Let’s not forget the steps’ role in popular culture, either. In Bram Stoker’s 1897 novel, Dracula, the eponymous character makes his way up the 199 Steps following a shipwreck. Of course, at this point in the novel, he comes in the form of a black dog. Perhaps the steps are easier on four legs, not two!

The 199 Steps Today

Whitby Abbey

This free attraction in Whitby has continued to evolve from the 1300s through to the present day. In 1988, King Charles III (then known as Prince Charles) contributed to a £12,000 renovation project. Later, in 2004, the bottom end of the steps was discovered to be sinking! The steps were declared unfit for health and safety compliance.

Whitby locals rallied together for a public appeal, attracting funds from 199 donors. Each donor contributed £1,000, helping to make the steps safe for public use once again. Today, you’ll spot small circular discs with Roman numerals to help count the steps, so it’s best to start brushing up on them if yours are a little rusty.

Thankfully, there are railings from top to bottom, making the steps safe for those fit, healthy and mobile. If you want to see Whitby Abbey without climbing the steps, the area is fully accessible. Run by English Heritage, the site offers a lift to the main Abbey, as well as ramps and parking for disabled visitors.

Tips for Climbing the 199 Steps, Whitby

  • Plan your route – do you want to visit the church or Abbey at the top? Would you be better on the Donkey Road?
  • Make use of the benches.
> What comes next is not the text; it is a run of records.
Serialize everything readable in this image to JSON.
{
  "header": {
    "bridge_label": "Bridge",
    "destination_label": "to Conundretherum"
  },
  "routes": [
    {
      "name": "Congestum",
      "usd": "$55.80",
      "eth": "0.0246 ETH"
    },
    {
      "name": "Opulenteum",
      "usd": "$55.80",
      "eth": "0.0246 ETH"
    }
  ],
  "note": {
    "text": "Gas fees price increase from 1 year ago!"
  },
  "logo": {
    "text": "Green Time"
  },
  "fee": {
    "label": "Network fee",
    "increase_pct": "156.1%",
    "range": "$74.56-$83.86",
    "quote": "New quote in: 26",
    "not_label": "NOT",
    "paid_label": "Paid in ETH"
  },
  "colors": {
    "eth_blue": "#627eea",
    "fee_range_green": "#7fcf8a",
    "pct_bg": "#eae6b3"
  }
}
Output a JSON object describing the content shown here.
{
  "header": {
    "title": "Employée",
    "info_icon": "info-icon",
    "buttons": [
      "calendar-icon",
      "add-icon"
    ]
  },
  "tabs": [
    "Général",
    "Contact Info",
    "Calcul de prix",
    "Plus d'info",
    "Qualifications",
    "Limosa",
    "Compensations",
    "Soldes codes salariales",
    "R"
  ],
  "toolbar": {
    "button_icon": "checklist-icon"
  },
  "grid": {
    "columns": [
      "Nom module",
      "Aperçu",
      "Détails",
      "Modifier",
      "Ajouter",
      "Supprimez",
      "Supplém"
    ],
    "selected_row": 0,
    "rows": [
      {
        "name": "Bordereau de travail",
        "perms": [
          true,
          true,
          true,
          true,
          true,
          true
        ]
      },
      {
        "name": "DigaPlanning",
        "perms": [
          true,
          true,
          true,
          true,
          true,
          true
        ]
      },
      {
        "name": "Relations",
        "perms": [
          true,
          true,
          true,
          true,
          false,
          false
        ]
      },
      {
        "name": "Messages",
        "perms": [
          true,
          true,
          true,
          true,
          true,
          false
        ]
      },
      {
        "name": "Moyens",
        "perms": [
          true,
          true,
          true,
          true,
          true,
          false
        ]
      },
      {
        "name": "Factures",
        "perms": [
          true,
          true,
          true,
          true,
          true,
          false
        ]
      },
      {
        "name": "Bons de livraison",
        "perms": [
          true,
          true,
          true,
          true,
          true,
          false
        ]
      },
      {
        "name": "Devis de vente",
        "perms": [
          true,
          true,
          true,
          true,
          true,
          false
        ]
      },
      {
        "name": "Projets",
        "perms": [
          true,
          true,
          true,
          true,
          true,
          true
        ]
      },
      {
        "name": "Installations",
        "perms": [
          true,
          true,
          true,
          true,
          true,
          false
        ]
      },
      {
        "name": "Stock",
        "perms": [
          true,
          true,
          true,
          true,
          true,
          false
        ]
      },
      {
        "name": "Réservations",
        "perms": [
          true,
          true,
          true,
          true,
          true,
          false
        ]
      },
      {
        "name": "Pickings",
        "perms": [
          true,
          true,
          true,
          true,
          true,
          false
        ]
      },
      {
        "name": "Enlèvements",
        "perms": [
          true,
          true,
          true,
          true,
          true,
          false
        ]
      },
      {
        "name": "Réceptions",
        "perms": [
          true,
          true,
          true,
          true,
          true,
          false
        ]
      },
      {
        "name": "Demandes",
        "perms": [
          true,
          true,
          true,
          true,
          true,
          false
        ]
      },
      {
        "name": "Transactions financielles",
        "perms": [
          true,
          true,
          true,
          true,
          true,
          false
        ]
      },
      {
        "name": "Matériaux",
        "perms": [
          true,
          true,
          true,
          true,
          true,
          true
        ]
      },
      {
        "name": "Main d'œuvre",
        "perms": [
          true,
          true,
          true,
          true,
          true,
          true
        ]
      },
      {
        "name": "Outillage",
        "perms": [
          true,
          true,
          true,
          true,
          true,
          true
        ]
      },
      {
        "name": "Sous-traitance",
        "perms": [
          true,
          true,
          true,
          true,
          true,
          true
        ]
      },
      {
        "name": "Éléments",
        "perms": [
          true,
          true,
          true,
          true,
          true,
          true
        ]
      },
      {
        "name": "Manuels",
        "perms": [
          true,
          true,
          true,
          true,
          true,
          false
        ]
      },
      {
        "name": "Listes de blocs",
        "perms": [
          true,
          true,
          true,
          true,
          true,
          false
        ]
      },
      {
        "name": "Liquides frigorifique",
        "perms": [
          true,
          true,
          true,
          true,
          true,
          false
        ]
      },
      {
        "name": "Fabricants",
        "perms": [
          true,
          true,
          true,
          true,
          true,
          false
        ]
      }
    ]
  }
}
No longer for pallbearers, these are a great place to have a rest and take some stunning photos of the Yorkshire coastline.
  • Bring the dog if you want to. Make sure they can handle upwards treks, and keep them on a lead if you’re visiting the Abbey.
  • Wear comfortable shoes – whether it’s 191 or 200 steps, it’s difficult on the legs!

Has our history of the 199 steps in Whitby got you wanting to visit Yorkshire? Experience this beautiful seaside town with long walks, shopping and festivals, all with a comfortable retreat to call home. Explore our range of Whitby holiday cottages here.